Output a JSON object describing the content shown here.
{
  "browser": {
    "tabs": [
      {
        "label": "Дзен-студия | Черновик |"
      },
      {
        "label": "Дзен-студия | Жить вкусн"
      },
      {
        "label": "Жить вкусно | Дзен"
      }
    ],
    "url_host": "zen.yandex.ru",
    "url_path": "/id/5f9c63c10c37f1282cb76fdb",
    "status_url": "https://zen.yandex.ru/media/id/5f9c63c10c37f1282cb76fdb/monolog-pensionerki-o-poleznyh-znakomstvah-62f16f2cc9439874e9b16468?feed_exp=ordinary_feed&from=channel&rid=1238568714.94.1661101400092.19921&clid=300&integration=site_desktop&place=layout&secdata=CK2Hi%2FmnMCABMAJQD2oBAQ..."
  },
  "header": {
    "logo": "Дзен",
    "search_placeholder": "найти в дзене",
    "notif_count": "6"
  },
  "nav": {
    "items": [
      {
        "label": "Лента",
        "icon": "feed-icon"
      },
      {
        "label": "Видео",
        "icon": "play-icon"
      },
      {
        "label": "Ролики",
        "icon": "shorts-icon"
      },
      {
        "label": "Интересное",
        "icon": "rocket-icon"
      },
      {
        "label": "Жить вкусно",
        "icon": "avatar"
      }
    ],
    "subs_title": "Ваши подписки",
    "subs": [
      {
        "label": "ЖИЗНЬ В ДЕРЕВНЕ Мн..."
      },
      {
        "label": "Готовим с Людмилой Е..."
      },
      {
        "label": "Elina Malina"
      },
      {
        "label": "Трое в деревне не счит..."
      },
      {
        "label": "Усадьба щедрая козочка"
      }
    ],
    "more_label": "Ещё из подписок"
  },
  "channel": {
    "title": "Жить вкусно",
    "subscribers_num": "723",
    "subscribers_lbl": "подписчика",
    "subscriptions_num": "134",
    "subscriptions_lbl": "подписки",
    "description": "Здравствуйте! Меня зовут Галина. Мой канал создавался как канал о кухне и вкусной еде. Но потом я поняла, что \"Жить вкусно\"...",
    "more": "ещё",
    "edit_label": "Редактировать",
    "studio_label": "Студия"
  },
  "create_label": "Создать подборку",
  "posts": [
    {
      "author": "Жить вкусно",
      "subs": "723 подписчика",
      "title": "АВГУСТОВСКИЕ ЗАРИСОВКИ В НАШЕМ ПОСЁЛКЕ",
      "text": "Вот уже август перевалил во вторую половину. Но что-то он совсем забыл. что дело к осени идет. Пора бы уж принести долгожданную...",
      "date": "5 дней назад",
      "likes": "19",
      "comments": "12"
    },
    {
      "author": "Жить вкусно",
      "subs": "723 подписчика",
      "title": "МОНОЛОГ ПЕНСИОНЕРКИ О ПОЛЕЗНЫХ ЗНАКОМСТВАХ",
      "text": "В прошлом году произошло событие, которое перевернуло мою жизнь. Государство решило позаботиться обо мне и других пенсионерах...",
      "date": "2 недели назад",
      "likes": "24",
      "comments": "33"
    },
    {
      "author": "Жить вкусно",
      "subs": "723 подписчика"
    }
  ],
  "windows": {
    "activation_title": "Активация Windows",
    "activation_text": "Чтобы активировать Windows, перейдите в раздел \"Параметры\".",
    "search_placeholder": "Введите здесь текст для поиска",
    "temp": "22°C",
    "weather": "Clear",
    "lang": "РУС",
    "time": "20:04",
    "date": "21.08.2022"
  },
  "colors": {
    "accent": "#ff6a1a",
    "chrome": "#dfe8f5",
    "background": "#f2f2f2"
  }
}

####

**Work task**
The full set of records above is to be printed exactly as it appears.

**Problem solution**
Output a JSON object describing the content shown here.
{
  "browser": {
    "tabs": [
      {
        "label": "Дзен-студия | Черновик |"
      },
      {
        "label": "Дзен-студия | Жить вкусн"
      },
      {
        "label": "Жить вкусно | Дзен"
      }
    ],
    "url_host": "zen.yandex.ru",
    "url_path": "/id/5f9c63c10c37f1282cb76fdb",
    "status_url": "https://zen.yandex.ru/media/id/5f9c63c10c37f1282cb76fdb/monolog-pensionerki-o-poleznyh-znakomstvah-62f16f2cc9439874e9b16468?feed_exp=ordinary_feed&from=channel&rid=1238568714.94.1661101400092.19921&clid=300&integration=site_desktop&place=layout&secdata=CK2Hi%2FmnMCABMAJQD2oBAQ..."
  },
  "header": {
    "logo": "Дзен",
    "search_placeholder": "найти в дзене",
    "notif_count": "6"
  },
  "nav": {
    "items": [
      {
        "label": "Лента",
        "icon": "feed-icon"
      },
      {
        "label": "Видео",
        "icon": "play-icon"
      },
      {
        "label": "Ролики",
        "icon": "shorts-icon"
      },
      {
        "label": "Интересное",
        "icon": "rocket-icon"
      },
      {
        "label": "Жить вкусно",
        "icon": "avatar"
      }
    ],
    "subs_title": "Ваши подписки",
    "subs": [
      {
        "label": "ЖИЗНЬ В ДЕРЕВНЕ Мн..."
      },
      {
        "label": "Готовим с Людмилой Е..."
      },
      {
        "label": "Elina Malina"
      },
      {
        "label": "Трое в деревне не счит..."
      },
      {
        "label": "Усадьба щедрая козочка"
      }
    ],
    "more_label": "Ещё из подписок"
  },
  "channel": {
    "title": "Жить вкусно",
    "subscribers_num": "723",
    "subscribers_lbl": "подписчика",
    "subscriptions_num": "134",
    "subscriptions_lbl": "подписки",
    "description": "Здравствуйте! Меня зовут Галина. Мой канал создавался как канал о кухне и вкусной еде. Но потом я поняла, что \"Жить вкусно\"...",
    "more": "ещё",
    "edit_label": "Редактировать",
    "studio_label": "Студия"
  },
  "create_label": "Создать подборку",
  "posts": [
    {
      "author": "Жить вкусно",
      "subs": "723 подписчика",
      "title": "АВГУСТОВСКИЕ ЗАРИСОВКИ В НАШЕМ ПОСЁЛКЕ",
      "text": "Вот уже август перевалил во вторую половину. Но что-то он совсем забыл. что дело к осени идет. Пора бы уж принести долгожданную...",
      "date": "5 дней назад",
      "likes": "19",
      "comments": "12"
    },
    {
      "author": "Жить вкусно",
      "subs": "723 подписчика",
      "title": "МОНОЛОГ ПЕНСИОНЕРКИ О ПОЛЕЗНЫХ ЗНАКОМСТВАХ",
      "text": "В прошлом году произошло событие, которое перевернуло мою жизнь. Государство решило позаботиться обо мне и других пенсионерах...",
      "date": "2 недели назад",
      "likes": "24",
      "comments": "33"
    },
    {
      "author": "Жить вкусно",
      "subs": "723 подписчика"
    }
  ],
  "windows": {
    "activation_title": "Активация Windows",
    "activation_text": "Чтобы активировать Windows, перейдите в раздел \"Параметры\".",
    "search_placeholder": "Введите здесь текст для поиска",
    "temp": "22°C",
    "weather": "Clear",
    "lang": "РУС",
    "time": "20:04",
    "date": "21.08.2022"
  },
  "colors": {
    "accent": "#ff6a1a",
    "chrome": "#dfe8f5",
    "background": "#f2f2f2"
  }
}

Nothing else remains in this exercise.